#### Dataset records

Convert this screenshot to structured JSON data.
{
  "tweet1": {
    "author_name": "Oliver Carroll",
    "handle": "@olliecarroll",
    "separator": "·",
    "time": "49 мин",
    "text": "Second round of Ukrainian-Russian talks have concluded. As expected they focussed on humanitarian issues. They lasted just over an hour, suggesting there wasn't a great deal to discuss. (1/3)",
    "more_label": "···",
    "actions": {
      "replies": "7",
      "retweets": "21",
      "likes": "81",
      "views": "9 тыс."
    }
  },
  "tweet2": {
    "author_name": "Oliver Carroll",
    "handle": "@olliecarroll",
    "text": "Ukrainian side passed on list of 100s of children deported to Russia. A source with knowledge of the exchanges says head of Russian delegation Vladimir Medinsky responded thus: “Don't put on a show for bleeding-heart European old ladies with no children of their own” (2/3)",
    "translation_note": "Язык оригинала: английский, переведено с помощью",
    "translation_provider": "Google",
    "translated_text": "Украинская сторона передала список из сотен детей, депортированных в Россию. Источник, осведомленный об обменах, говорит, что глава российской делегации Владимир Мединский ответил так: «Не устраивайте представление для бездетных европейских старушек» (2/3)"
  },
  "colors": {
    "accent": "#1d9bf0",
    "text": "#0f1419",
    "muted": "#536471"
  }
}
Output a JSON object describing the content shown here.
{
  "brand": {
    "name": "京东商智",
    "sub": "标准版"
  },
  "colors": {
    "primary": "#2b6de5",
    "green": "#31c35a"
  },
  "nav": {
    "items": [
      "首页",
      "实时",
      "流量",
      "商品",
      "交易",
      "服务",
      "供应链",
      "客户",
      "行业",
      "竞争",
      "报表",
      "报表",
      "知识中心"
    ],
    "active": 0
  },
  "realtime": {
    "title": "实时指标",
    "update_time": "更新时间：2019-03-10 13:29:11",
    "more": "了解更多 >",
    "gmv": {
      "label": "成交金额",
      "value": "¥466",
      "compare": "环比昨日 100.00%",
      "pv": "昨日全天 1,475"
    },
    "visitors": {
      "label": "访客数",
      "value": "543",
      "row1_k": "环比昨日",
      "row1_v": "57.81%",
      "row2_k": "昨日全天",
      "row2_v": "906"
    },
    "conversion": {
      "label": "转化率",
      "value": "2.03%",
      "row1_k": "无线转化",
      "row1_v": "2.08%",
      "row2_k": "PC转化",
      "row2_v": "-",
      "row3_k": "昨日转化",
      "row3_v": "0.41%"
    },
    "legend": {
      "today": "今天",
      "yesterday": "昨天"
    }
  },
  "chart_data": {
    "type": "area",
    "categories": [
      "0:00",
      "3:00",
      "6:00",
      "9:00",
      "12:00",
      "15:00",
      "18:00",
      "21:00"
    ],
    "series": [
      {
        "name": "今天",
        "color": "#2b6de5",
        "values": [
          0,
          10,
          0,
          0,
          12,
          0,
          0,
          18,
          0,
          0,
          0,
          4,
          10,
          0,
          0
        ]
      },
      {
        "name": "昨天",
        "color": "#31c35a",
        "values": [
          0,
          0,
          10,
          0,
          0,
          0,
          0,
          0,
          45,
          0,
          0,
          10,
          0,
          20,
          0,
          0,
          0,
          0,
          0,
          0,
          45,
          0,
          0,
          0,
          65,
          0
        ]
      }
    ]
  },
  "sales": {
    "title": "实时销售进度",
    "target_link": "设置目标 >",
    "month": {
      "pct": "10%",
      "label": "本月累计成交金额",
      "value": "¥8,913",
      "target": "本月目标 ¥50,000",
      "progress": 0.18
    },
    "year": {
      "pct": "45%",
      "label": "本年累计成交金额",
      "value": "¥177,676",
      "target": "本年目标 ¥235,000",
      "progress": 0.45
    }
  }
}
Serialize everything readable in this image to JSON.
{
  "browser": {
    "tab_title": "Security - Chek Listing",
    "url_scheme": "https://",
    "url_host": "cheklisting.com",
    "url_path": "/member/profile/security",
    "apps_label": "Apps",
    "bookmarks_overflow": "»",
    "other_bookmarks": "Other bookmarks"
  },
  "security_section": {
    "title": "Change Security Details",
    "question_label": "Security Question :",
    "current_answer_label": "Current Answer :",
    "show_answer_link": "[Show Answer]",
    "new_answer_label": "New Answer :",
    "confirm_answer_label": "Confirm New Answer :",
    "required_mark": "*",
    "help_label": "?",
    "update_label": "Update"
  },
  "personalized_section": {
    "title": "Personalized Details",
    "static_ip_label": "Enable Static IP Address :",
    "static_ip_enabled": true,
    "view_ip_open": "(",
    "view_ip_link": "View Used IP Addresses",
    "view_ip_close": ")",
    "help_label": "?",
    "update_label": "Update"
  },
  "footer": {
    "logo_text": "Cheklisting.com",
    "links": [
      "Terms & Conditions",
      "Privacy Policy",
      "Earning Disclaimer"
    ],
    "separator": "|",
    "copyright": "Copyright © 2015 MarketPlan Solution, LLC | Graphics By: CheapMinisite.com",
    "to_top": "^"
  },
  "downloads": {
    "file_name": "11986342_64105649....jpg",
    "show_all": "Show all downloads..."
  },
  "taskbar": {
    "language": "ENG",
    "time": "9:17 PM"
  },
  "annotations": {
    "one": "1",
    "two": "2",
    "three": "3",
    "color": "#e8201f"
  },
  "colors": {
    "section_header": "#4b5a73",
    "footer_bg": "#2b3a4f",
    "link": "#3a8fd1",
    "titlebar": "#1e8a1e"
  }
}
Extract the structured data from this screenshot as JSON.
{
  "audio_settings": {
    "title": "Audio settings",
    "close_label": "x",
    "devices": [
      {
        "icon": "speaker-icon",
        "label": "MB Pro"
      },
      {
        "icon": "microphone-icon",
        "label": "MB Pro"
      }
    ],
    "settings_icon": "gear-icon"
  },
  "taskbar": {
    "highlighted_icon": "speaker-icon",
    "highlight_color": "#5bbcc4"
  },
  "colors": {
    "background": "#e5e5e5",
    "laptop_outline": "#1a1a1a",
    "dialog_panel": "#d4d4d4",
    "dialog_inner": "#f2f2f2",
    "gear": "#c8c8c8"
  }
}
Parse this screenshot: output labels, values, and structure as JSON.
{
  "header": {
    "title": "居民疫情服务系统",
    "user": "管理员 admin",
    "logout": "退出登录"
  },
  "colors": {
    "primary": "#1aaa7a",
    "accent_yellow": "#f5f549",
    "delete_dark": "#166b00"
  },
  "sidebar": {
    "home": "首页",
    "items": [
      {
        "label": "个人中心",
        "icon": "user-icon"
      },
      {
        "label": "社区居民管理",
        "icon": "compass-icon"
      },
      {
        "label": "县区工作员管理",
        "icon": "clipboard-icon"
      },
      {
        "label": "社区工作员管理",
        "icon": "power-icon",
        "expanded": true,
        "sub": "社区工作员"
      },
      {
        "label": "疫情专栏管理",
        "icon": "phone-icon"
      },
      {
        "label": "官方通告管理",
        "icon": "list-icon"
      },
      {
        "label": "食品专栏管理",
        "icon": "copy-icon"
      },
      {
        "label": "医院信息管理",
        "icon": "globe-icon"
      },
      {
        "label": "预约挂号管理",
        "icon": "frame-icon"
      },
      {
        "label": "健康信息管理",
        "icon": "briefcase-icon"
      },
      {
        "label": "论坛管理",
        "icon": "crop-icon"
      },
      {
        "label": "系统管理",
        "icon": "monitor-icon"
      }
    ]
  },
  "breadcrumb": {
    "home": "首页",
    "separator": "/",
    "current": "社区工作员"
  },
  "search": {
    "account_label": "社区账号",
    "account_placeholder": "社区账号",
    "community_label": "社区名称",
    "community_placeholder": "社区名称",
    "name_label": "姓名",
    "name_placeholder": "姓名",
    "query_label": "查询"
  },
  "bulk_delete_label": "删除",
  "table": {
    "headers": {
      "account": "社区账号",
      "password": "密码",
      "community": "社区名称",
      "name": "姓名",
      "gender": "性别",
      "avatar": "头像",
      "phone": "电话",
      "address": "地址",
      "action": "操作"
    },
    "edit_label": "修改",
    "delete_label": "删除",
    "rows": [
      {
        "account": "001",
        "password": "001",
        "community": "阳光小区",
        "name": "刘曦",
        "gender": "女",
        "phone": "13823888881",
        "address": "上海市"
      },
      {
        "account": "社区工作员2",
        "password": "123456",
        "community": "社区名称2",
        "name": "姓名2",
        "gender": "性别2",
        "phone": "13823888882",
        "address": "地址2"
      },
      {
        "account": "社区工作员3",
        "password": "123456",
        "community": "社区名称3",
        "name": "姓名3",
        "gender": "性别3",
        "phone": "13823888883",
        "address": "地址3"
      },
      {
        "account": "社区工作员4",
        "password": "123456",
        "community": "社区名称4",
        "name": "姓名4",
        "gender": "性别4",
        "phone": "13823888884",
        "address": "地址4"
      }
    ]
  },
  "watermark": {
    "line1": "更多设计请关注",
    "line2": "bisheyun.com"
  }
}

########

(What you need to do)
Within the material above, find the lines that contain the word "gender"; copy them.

(Expected output)
      "gender": "性别",
        "gender": "女",
        "gender": "性别2",
        "gender": "性别3",
        "gender": "性别4",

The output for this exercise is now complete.